▸ Assigned task: Scan the data beneath this task and copy each line that includes "JSON".

Dataset records:
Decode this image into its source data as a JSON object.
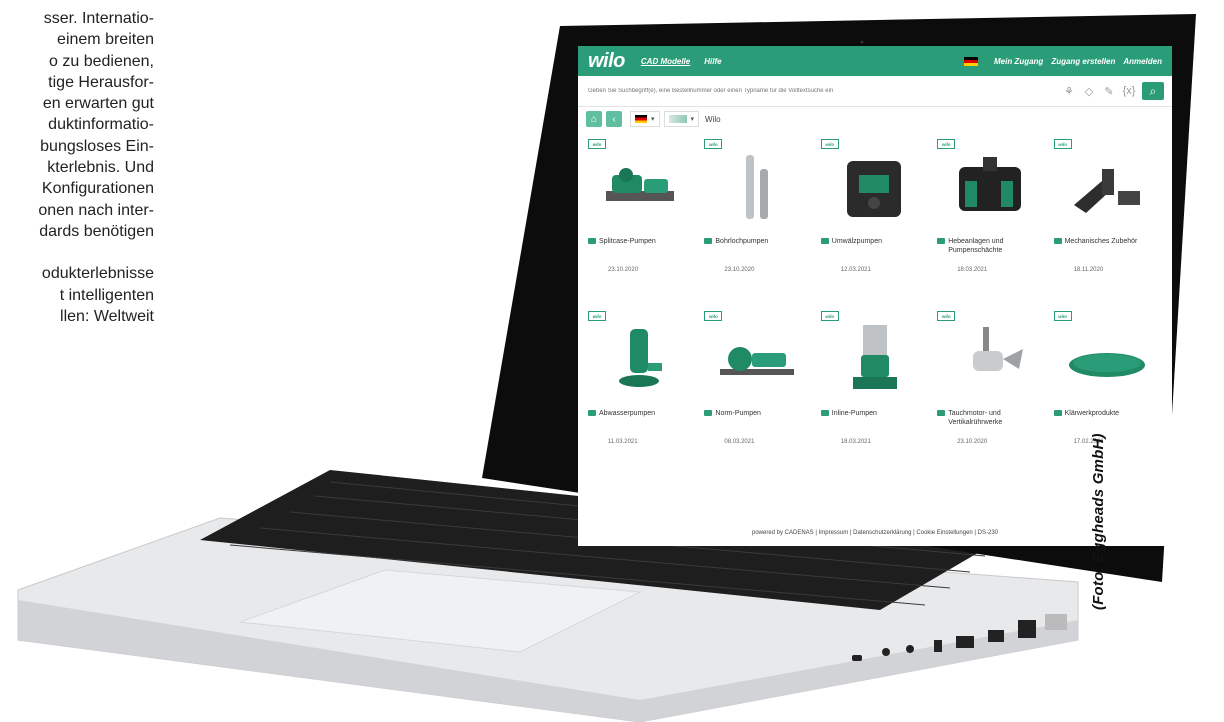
{
  "article": {
    "lines": [
      "sser. Internatio-",
      "einem breiten",
      "o zu bedienen,",
      "tige Herausfor-",
      "en erwarten gut",
      "duktinformatio-",
      "bungsloses Ein-",
      "kterlebnis. Und",
      "Konfigurationen",
      "onen nach inter-",
      "dards benötigen",
      "",
      "odukterlebnisse",
      "t intelligenten",
      "llen: Weltweit"
    ]
  },
  "credit": "(Foto: Eggheads GmbH)",
  "app": {
    "logo": "wilo",
    "nav": [
      "CAD Modelle",
      "Hilfe"
    ],
    "right_nav": [
      "Mein Zugang",
      "Zugang erstellen",
      "Anmelden"
    ],
    "search_placeholder": "Geben Sie Suchbegriff(e), eine Bestellnummer oder einen Typname für die Volltextsuche ein",
    "breadcrumb": "Wilo",
    "products": [
      {
        "name": "Splitcase-Pumpen",
        "date": "23.10.2020",
        "icon": "splitcase-pump-image"
      },
      {
        "name": "Bohrlochpumpen",
        "date": "23.10.2020",
        "icon": "borehole-pump-image"
      },
      {
        "name": "Umwälzpumpen",
        "date": "12.03.2021",
        "icon": "circulator-pump-image"
      },
      {
        "name": "Hebeanlagen und Pumpenschächte",
        "date": "18.03.2021",
        "icon": "lifting-station-image"
      },
      {
        "name": "Mechanisches Zubehör",
        "date": "18.11.2020",
        "icon": "mechanical-accessory-image"
      },
      {
        "name": "Abwasserpumpen",
        "date": "11.03.2021",
        "icon": "sewage-pump-image"
      },
      {
        "name": "Norm-Pumpen",
        "date": "08.03.2021",
        "icon": "standard-pump-image"
      },
      {
        "name": "Inline-Pumpen",
        "date": "18.03.2021",
        "icon": "inline-pump-image"
      },
      {
        "name": "Tauchmotor- und Vertikalrührwerke",
        "date": "23.10.2020",
        "icon": "submersible-mixer-image"
      },
      {
        "name": "Klärwerkprodukte",
        "date": "17.02.2021",
        "icon": "wastewater-product-image"
      }
    ],
    "badge": "wilo",
    "footer": "powered by CADENAS | Impressum | Datenschutzerklärung | Cookie Einstellungen | DS-230"
  },
  "colors": {
    "brand": "#2a9d78",
    "brand_light": "#5fbfa0"
  }
}
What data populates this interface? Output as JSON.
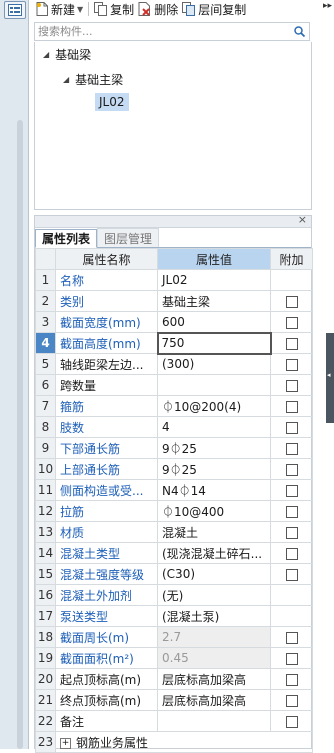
{
  "toolbar": {
    "new_label": "新建",
    "copy_label": "复制",
    "delete_label": "删除",
    "floor_copy_label": "层间复制",
    "more": "▸▸"
  },
  "search": {
    "placeholder": "搜索构件..."
  },
  "tree": {
    "root": "基础梁",
    "child": "基础主梁",
    "leaf": "JL02"
  },
  "tabs": [
    {
      "label": "属性列表"
    },
    {
      "label": "图层管理"
    }
  ],
  "table": {
    "headers": {
      "name": "属性名称",
      "value": "属性值",
      "extra": "附加"
    },
    "rows": [
      {
        "num": "1",
        "name": "名称",
        "value": "JL02",
        "blue": true,
        "check": false
      },
      {
        "num": "2",
        "name": "类别",
        "value": "基础主梁",
        "blue": true,
        "check": true
      },
      {
        "num": "3",
        "name": "截面宽度(mm)",
        "value": "600",
        "blue": true,
        "check": true
      },
      {
        "num": "4",
        "name": "截面高度(mm)",
        "value": "750",
        "blue": true,
        "check": true,
        "selected": true
      },
      {
        "num": "5",
        "name": "轴线距梁左边...",
        "value": "(300)",
        "blue": false,
        "check": true
      },
      {
        "num": "6",
        "name": "跨数量",
        "value": "",
        "blue": false,
        "check": true
      },
      {
        "num": "7",
        "name": "箍筋",
        "value": "⏀10@200(4)",
        "blue": true,
        "check": true
      },
      {
        "num": "8",
        "name": "肢数",
        "value": "4",
        "blue": true,
        "check": true
      },
      {
        "num": "9",
        "name": "下部通长筋",
        "value": "9⏀25",
        "blue": true,
        "check": true
      },
      {
        "num": "10",
        "name": "上部通长筋",
        "value": "9⏀25",
        "blue": true,
        "check": true
      },
      {
        "num": "11",
        "name": "侧面构造或受...",
        "value": "N4⏀14",
        "blue": true,
        "check": true
      },
      {
        "num": "12",
        "name": "拉筋",
        "value": "⏀10@400",
        "blue": true,
        "check": true
      },
      {
        "num": "13",
        "name": "材质",
        "value": "混凝土",
        "blue": true,
        "check": true
      },
      {
        "num": "14",
        "name": "混凝土类型",
        "value": "(现浇混凝土碎石...",
        "blue": true,
        "check": true
      },
      {
        "num": "15",
        "name": "混凝土强度等级",
        "value": "(C30)",
        "blue": true,
        "check": true
      },
      {
        "num": "16",
        "name": "混凝土外加剂",
        "value": "(无)",
        "blue": true,
        "check": false
      },
      {
        "num": "17",
        "name": "泵送类型",
        "value": "(混凝土泵)",
        "blue": true,
        "check": false
      },
      {
        "num": "18",
        "name": "截面周长(m)",
        "value": "2.7",
        "blue": true,
        "check": true,
        "grey": true
      },
      {
        "num": "19",
        "name": "截面面积(m²)",
        "value": "0.45",
        "blue": true,
        "check": true,
        "grey": true
      },
      {
        "num": "20",
        "name": "起点顶标高(m)",
        "value": "层底标高加梁高",
        "blue": false,
        "check": true
      },
      {
        "num": "21",
        "name": "终点顶标高(m)",
        "value": "层底标高加梁高",
        "blue": false,
        "check": true
      },
      {
        "num": "22",
        "name": "备注",
        "value": "",
        "blue": false,
        "check": true
      },
      {
        "num": "23",
        "name": "钢筋业务属性",
        "value": "",
        "blue": false,
        "check": false,
        "group": true
      }
    ]
  },
  "colors": {
    "selected_row": "#4a86c5",
    "link_text": "#1d5fb8",
    "header_value": "#b9d4ef"
  }
}
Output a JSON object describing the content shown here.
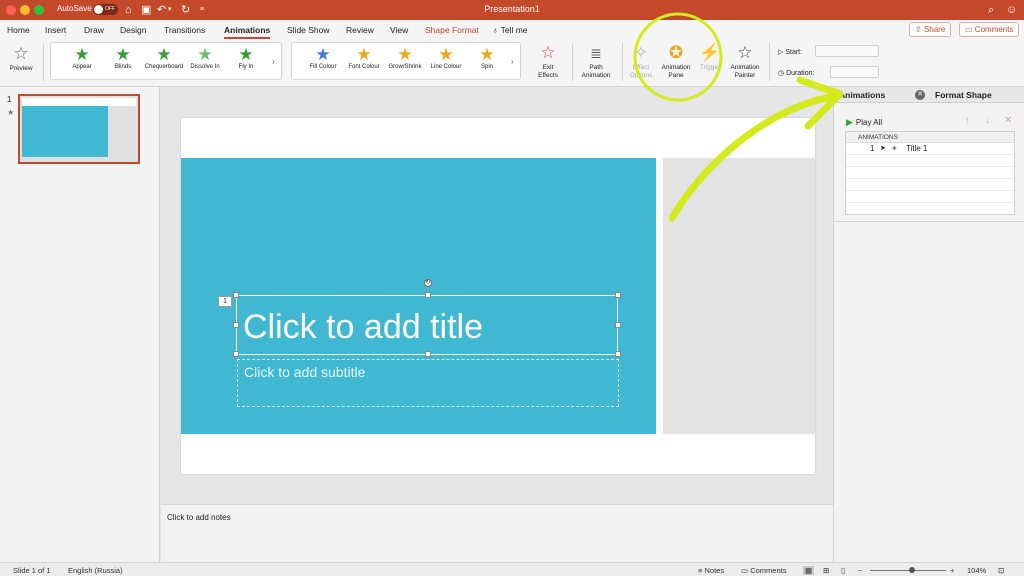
{
  "titlebar": {
    "autosave": "AutoSave",
    "toggle_state": "OFF",
    "doc_title": "Presentation1",
    "icons": [
      "home-icon",
      "save-icon",
      "undo-icon",
      "redo-icon",
      "customize-icon",
      "search-icon",
      "smiley-icon"
    ]
  },
  "tabs": [
    "Home",
    "Insert",
    "Draw",
    "Design",
    "Transitions",
    "Animations",
    "Slide Show",
    "Review",
    "View",
    "Shape Format"
  ],
  "active_tab": "Animations",
  "tell_me": "Tell me",
  "share": "Share",
  "comments_btn": "Comments",
  "ribbon": {
    "preview": "Preview",
    "entrance": [
      {
        "label": "Appear",
        "color": "#3a9d3a"
      },
      {
        "label": "Blinds",
        "color": "#3a9d3a"
      },
      {
        "label": "Chequerboard",
        "color": "#3a9d3a"
      },
      {
        "label": "Dissolve In",
        "color": "#3a9d3a"
      },
      {
        "label": "Fly In",
        "color": "#3a9d3a"
      }
    ],
    "emphasis": [
      {
        "label": "Fill Colour",
        "color": "#e5a91a"
      },
      {
        "label": "Font Colour",
        "color": "#e5a91a"
      },
      {
        "label": "Grow/Shrink",
        "color": "#e5a91a"
      },
      {
        "label": "Line Colour",
        "color": "#e5a91a"
      },
      {
        "label": "Spin",
        "color": "#e5a91a"
      }
    ],
    "exit_effects": "Exit\nEffects",
    "path_animation": "Path\nAnimation",
    "effect_options": "Effect\nOptions",
    "animation_pane": "Animation\nPane",
    "trigger": "Trigger",
    "animation_painter": "Animation\nPainter",
    "start": "Start:",
    "duration": "Duration:"
  },
  "thumb": {
    "number": "1",
    "star": "★"
  },
  "slide": {
    "anim_tag": "1",
    "title": "Click to add title",
    "subtitle": "Click to add subtitle",
    "blue": "#40b8d2"
  },
  "notes": "Click to add notes",
  "pane": {
    "tab_animations": "Animations",
    "tab_format": "Format Shape",
    "play_all": "Play All",
    "list_header": "ANIMATIONS",
    "items": [
      {
        "num": "1",
        "title": "Title 1"
      }
    ]
  },
  "status": {
    "slide": "Slide 1 of 1",
    "language": "English (Russia)",
    "notes": "Notes",
    "comments": "Comments",
    "zoom": "104%",
    "zoom_fraction": 0.55
  },
  "annotation_color": "#d3ea1c",
  "brand": "#c4492a"
}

▸ Solution to this problem:
Decode this image into its source data as a JSON object.
What data populates this interface? Output as JSON.
Output a JSON object describing the content shown here.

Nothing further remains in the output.